ON BIKE CULTURE IN EUGENE | Fine blogging since 2010 (with periodic long breaks)
In case you don’t keep your finger on the pulse of society like I do, you should know that there is a hot trend that is mustering followers far and wide.
It is called: “re-purposing”
Do you know re-purposing? Re-purposing is a fancy word that means, roughly: You are cheap and you have gobs of time on your hands.
Re-purposing might involve the building of, say, a commuter train from old egg cartons. Things like that.
Or, dog sculptures from twisted strands of newspaper. Really. Look:
If you are like many people, you might go buy some simple bike baskets. Like this:
But if you are cheap and have a lot of time on your hands, you may instead start searching the house to see what you have lying around — items that at first glance would appear to be of little help.
Things such as a faded old pair of bluejeans with holes in the knees …
Now, aerobars — which allow a cyclist to ride in a more aerodynamic position — may well have helped Greg Lemond win the 1989 Tour de France — where he introduced them in the time trial that year and won the Tour by eight seconds.
For the occasional-trip-to-the-library type of urban cyclist, you might think they would not be much use. But you would be wrong. Because a creative mind, given some old jeans and aerobars (and gobs of free time), could devise this:
Yes, it’s a handlebar bag — made from old jeans and aerobars. We spotted this outside the Eugene Public Library. This person even removed the belt loops and then resewed them onto the inside of the waistband.
This is a first-rate bit of re-purposing, and I think we will bestow upon it a “Notable Bicycle Cargo Device of the Week” certificate (framed in gilded oak and suitable for hanging).
Now, perhaps you want to join the re-purposing movement yourself. But you are thinking, “I am not that ingenious.”

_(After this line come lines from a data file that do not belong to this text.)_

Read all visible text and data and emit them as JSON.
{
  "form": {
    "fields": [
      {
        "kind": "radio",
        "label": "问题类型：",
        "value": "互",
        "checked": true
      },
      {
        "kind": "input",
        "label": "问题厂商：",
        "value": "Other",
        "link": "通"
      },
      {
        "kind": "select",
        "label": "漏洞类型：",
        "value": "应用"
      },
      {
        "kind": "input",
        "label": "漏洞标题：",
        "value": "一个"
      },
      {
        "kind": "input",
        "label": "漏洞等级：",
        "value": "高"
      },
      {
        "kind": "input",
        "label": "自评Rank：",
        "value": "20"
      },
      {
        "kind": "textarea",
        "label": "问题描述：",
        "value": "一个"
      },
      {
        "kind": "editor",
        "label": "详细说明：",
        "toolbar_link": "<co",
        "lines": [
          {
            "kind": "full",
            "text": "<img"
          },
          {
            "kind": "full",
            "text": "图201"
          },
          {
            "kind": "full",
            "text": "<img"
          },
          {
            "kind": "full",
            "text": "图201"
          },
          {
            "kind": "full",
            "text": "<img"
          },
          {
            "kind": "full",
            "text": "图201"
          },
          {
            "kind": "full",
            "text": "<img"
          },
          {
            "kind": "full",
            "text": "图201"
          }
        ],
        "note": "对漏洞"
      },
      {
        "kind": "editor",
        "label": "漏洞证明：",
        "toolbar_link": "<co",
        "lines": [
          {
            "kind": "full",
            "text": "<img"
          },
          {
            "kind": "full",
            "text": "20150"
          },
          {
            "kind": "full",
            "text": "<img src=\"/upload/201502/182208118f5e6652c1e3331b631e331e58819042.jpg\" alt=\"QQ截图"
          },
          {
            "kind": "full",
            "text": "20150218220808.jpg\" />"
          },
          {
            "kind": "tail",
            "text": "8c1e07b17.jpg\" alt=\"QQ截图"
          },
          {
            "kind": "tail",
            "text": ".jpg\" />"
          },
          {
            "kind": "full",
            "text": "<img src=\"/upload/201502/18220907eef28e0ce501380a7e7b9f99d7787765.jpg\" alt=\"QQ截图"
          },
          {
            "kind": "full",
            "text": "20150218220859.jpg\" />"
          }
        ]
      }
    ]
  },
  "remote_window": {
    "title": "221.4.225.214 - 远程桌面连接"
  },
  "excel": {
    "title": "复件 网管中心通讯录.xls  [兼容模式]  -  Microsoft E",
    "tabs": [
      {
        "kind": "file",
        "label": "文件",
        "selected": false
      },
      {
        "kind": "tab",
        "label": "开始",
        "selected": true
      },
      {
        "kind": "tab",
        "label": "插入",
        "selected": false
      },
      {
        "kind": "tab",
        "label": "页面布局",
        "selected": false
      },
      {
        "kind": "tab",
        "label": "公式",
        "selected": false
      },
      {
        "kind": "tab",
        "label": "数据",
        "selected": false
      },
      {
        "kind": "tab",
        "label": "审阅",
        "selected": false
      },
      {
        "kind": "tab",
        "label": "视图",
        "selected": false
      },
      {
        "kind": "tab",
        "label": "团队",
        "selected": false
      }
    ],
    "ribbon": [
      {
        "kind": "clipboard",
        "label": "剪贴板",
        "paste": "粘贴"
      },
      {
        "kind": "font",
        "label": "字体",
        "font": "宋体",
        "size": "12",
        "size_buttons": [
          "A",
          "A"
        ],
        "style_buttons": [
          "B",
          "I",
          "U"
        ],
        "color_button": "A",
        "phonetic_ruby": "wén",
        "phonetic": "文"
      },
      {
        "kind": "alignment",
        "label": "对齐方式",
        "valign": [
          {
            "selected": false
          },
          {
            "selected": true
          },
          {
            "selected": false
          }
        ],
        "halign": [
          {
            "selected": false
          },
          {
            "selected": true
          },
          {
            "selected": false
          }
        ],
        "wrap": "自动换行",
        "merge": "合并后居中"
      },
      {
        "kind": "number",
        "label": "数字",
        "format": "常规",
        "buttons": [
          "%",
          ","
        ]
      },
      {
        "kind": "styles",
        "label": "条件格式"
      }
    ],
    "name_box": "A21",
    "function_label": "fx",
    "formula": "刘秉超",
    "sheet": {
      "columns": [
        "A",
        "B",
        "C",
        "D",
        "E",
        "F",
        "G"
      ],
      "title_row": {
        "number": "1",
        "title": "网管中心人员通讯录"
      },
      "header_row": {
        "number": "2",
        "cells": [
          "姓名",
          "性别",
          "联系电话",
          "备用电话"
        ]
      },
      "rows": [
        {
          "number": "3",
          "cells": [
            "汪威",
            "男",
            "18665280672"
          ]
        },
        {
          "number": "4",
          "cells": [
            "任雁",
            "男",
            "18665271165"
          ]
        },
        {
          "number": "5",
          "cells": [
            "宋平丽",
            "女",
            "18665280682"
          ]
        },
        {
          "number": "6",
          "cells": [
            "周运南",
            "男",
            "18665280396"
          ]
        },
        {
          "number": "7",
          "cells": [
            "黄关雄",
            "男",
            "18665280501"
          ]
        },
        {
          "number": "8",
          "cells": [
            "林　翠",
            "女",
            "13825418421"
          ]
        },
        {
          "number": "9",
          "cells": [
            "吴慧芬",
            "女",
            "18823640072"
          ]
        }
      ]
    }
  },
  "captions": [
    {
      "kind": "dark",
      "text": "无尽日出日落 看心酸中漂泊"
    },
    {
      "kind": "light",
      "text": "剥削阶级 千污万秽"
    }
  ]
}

Do not despair. Re-purposing takes many forms. Here is a more humble example that shows the re-purposing of a small plastic tool box (with the help of a bungee cord):